2. Better Equipped Employees:

When people get together in seminars, panel discussions, round table discussions, and breakout sessions designed to increase their knowledge and skills; they grow. An employee who is constantly learning and constantly bringing something new to the game adds value. Let’s face it; we are not paying our people for what they did yesterday. When we stop bringing something new to the game, the game is OVER!

The recipients of incentive travel programs are typically hardworking, middle-class employees who have earned trips for their exceptional performance. Take this away, and you run the risk of torpedoing MORALE, JOB SATISFACTION, INGENUITY, PRODUCTIVITY, and ENGAGEMENT—the very things that will get us out of the economic crisis we’re in!

And don’t forget, there has been a tidal wave of research proving that companies with highly engaged employees make two to three times more money than companies with average employee engagement. And ENGAGEMENT is the result of people coming together!

3. Collaboration and Cooperation:

When people meet face-to-face, they build rapport, learn more about each other, and form emotional connections that in turn build trust. The result? Higher levels of commitment and collaboration between departments and across business units. The benefit? Cycle time and cost reduction, higher levels of creativity and innovation, better teamwork, a seamless approach to serving the customer, and people who are more passionate and productive.

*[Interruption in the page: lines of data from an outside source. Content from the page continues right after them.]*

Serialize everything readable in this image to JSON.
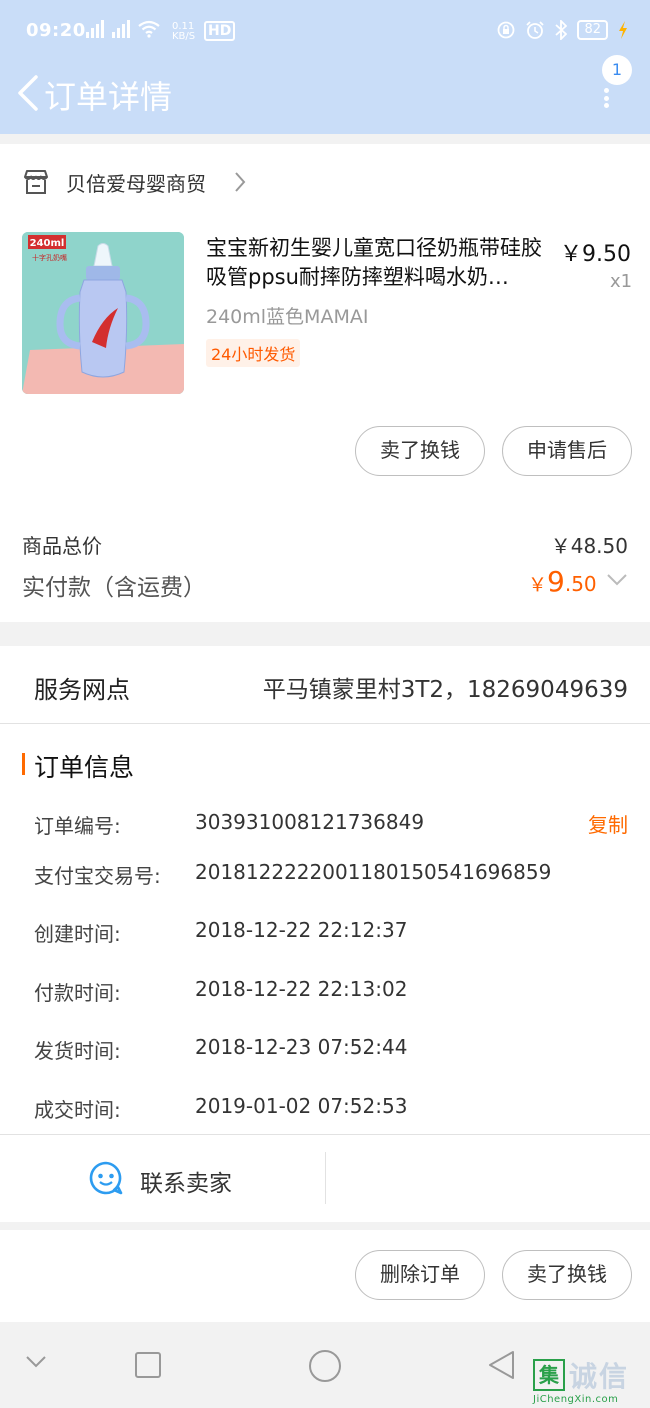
{
  "status": {
    "time": "09:20",
    "net1": "4G",
    "net2": "2G",
    "speed_value": "0.11",
    "speed_unit": "KB/S",
    "hd": "HD",
    "battery": "82"
  },
  "header": {
    "title": "订单详情",
    "message_count": "1"
  },
  "shop": {
    "name": "贝倍爱母婴商贸"
  },
  "product": {
    "title": "宝宝新初生婴儿童宽口径奶瓶带硅胶吸管ppsu耐摔防摔塑料喝水奶…",
    "price": "￥9.50",
    "quantity": "x1",
    "sku": "240ml蓝色MAMAI",
    "tag": "24小时发货",
    "image_badge": "240ml",
    "image_caption": "十字孔奶嘴"
  },
  "item_actions": {
    "resell": "卖了换钱",
    "after_sale": "申请售后"
  },
  "summary": {
    "goods_total_label": "商品总价",
    "goods_total_value": "￥48.50",
    "paid_label": "实付款（含运费）",
    "paid_currency": "￥",
    "paid_integer": "9",
    "paid_decimal": ".50"
  },
  "service": {
    "label": "服务网点",
    "value": "平马镇蒙里村3T2，18269049639"
  },
  "order_info": {
    "title": "订单信息",
    "copy_label": "复制",
    "rows": [
      {
        "label": "订单编号:",
        "value": "303931008121736849"
      },
      {
        "label": "支付宝交易号:",
        "value": "2018122222001180150541696859"
      },
      {
        "label": "创建时间:",
        "value": "2018-12-22 22:12:37"
      },
      {
        "label": "付款时间:",
        "value": "2018-12-22 22:13:02"
      },
      {
        "label": "发货时间:",
        "value": "2018-12-23 07:52:44"
      },
      {
        "label": "成交时间:",
        "value": "2019-01-02 07:52:53"
      }
    ]
  },
  "contact": {
    "label": "联系卖家"
  },
  "bottom_actions": {
    "delete": "删除订单",
    "resell": "卖了换钱"
  },
  "watermark": {
    "glyph": "集",
    "text": "诚信",
    "sub": "JiChengXin.com"
  },
  "colors": {
    "header_bg": "#c9ddf8",
    "accent": "#ff6a00",
    "icon_blue": "#2d9cf0"
  }
}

Show me a team that is firing on all cylinders and achieves extraordinary performance, and I’ll show you a group of people who know each other and have deep, deep relationships. That doesn’t just happen—it happens when people get together, look each other in the eye, read the emotions on each other’s faces, laugh, argue, and create a bond.

There’s another reason that meetings are critical:

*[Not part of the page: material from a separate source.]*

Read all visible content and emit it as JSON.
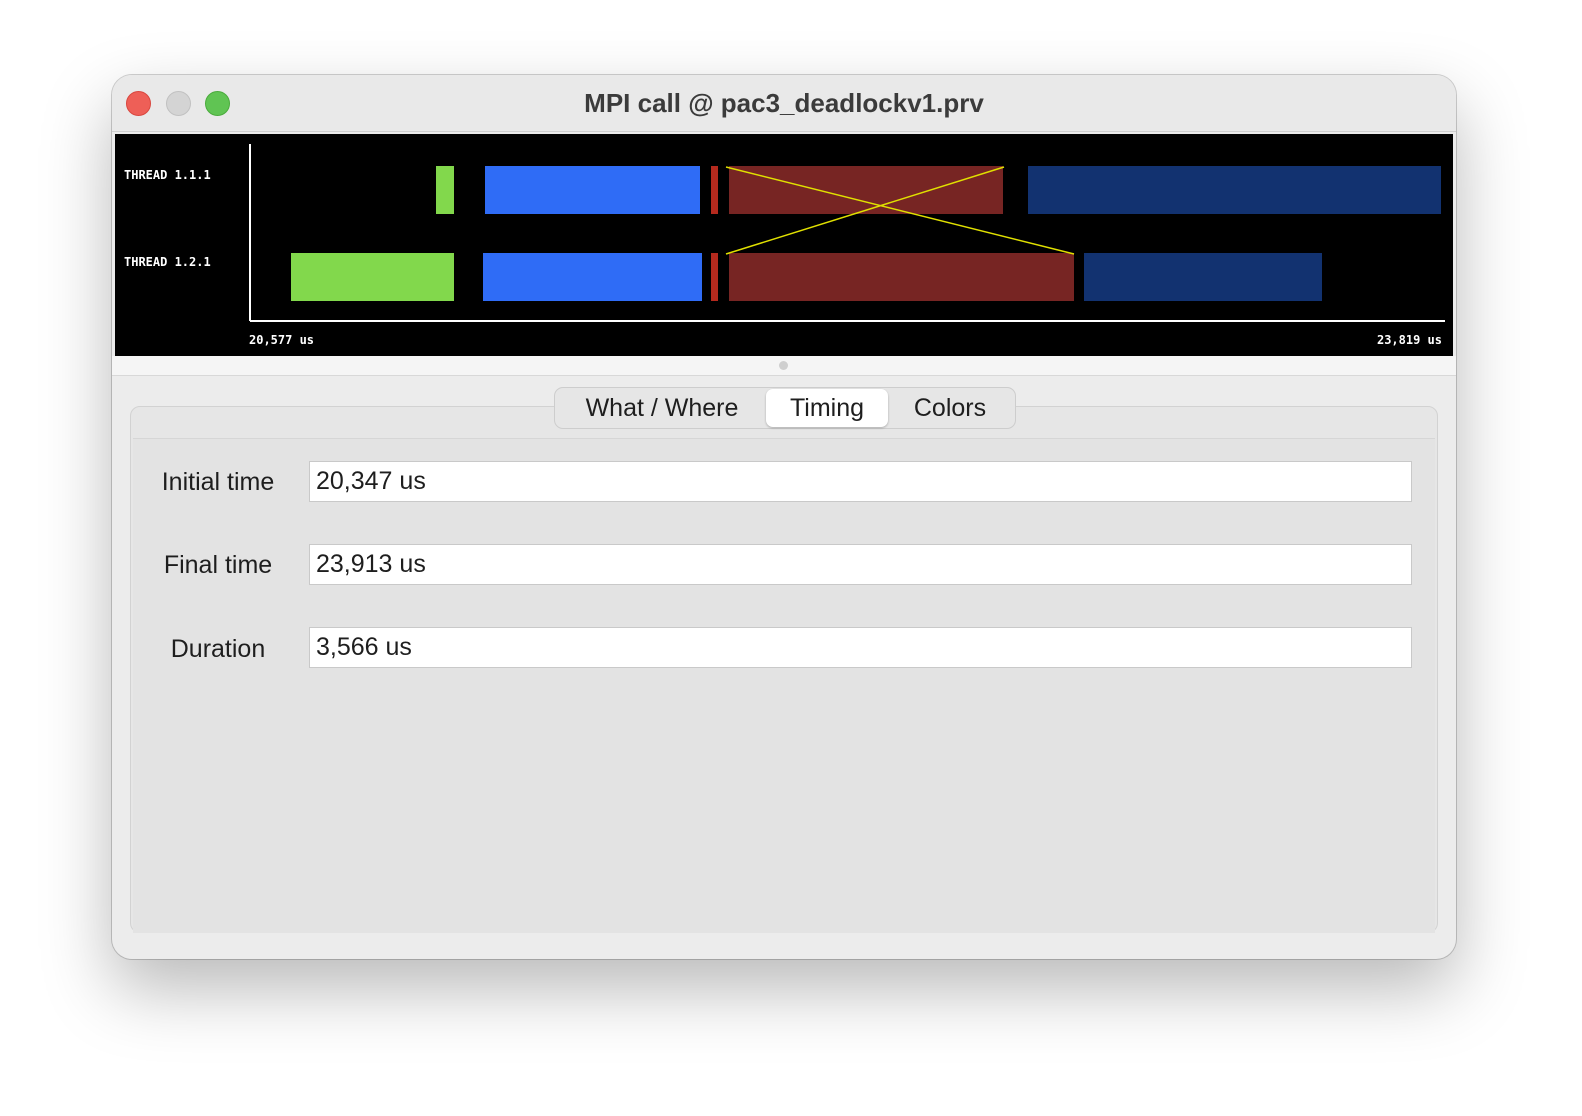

4. Strengthen Customer Relationships:

People buy from people. Who in their right mind is going to argue against the importance of RELATIONSHIPS to the success of business! Who wouldn’t argue that people are your most significant point of differentiation?

Meetings, events, and incentives are essential tools for companies to strengthen business relationships with customers. I said that when people meet face-to-face, they build rapport and form emotional connections that in turn build trust. This is certainly true of customer relationships as well.

Members of Congress apparently see it the same way when they meet at their annual retreats at resorts outside Washington, DC.

According to a recent survey of Fortune 1,000 Chief Marketing Officers, meetings and events that bring employees together with customers and prospects provide the highest return on investment of any marketing channel.

A recent survey by the Kellogg School of Management found that 82% of top executives believe that travel is important to achieving their business objectives. Moreover, one-third of executives (31%) think that cuts to travel budgets will have a negative impact on the company’s bottom line.

Now Let’s Be Clear:

Do companies that receive bailout money have an obligation to operate in a transparent and accountable fashion? Yes.

Do we all have an obligation to make our meetings better by making them more relevant and more targeted to the challenges we face? Yes.

Do we all need to make sure we get a ROI from bringing people together? Yes.

But let’s not knee-jerk to the propensity of the press to sensationalize meetings as a frivolous boondoggle associated with corporate greed by generalizing the mistakes of a few.

Right now, more than ever, people need to connect…

  • to quell their fears and find hope
  • to find out what others are doing to lead up in a down economy
  • to move FORWARD by finding solutions that work!

GREAT meetings create powerful MOMENTUM! Those who understand this—AND HAVE THE GUTS TO ACT—have a HUGE opportunity to leap ahead of HESISTANT competitors.

So, when is your next meeting?

(All statistics are from from KeepAmericaMeeting.org)